WORK REQUEST – Work through the lines below and count those holding "icon"; reply with the number only.

MATERIALS PROVIDED Block Start

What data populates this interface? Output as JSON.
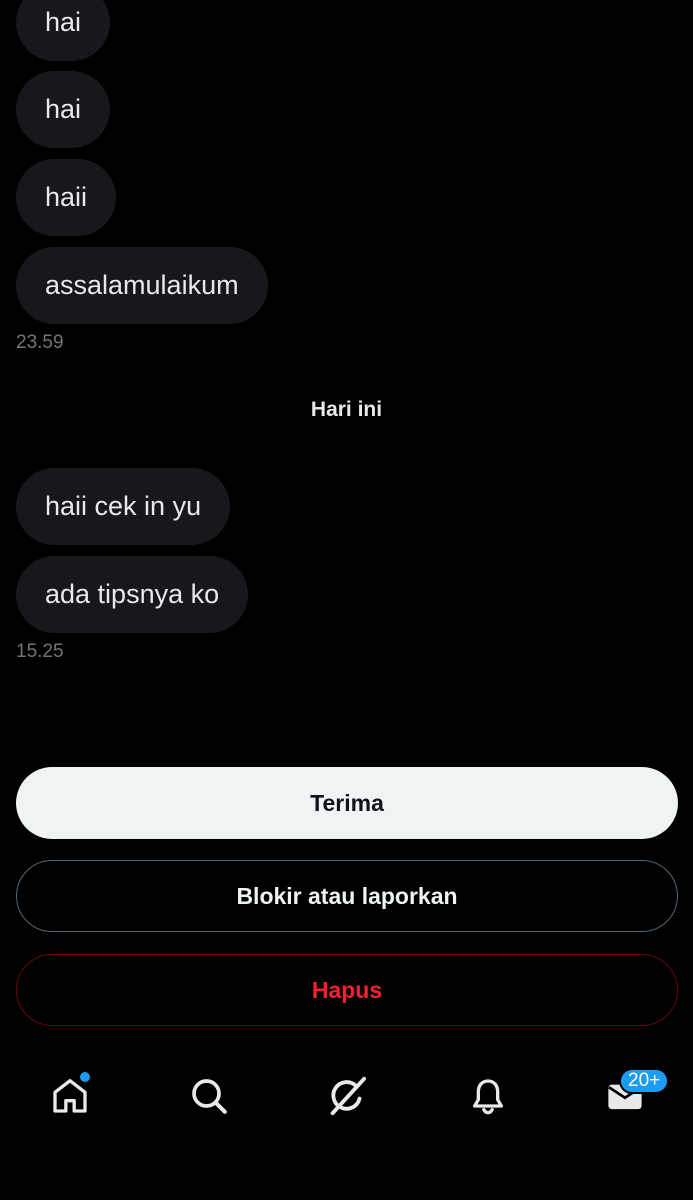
{
  "conversation": {
    "earlier_messages": [
      {
        "text": "hai"
      },
      {
        "text": "hai"
      },
      {
        "text": "haii"
      },
      {
        "text": "assalamulaikum"
      }
    ],
    "earlier_timestamp": "23.59",
    "day_divider": "Hari ini",
    "today_messages": [
      {
        "text": "haii cek in yu"
      },
      {
        "text": "ada tipsnya ko"
      }
    ],
    "today_timestamp": "15.25"
  },
  "actions": {
    "accept_label": "Terima",
    "block_report_label": "Blokir atau laporkan",
    "delete_label": "Hapus"
  },
  "bottom_nav": {
    "items": [
      {
        "icon": "home-icon",
        "has_dot": true
      },
      {
        "icon": "search-icon"
      },
      {
        "icon": "grok-icon"
      },
      {
        "icon": "bell-icon"
      },
      {
        "icon": "envelope-icon",
        "badge": "20+"
      }
    ]
  },
  "colors": {
    "background": "#000000",
    "bubble": "#16181c",
    "primary_button": "#eff3f4",
    "danger": "#f4212e",
    "accent": "#1d9bf0"
  }
}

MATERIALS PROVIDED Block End

OUTPUT FOR THIS TASK – 5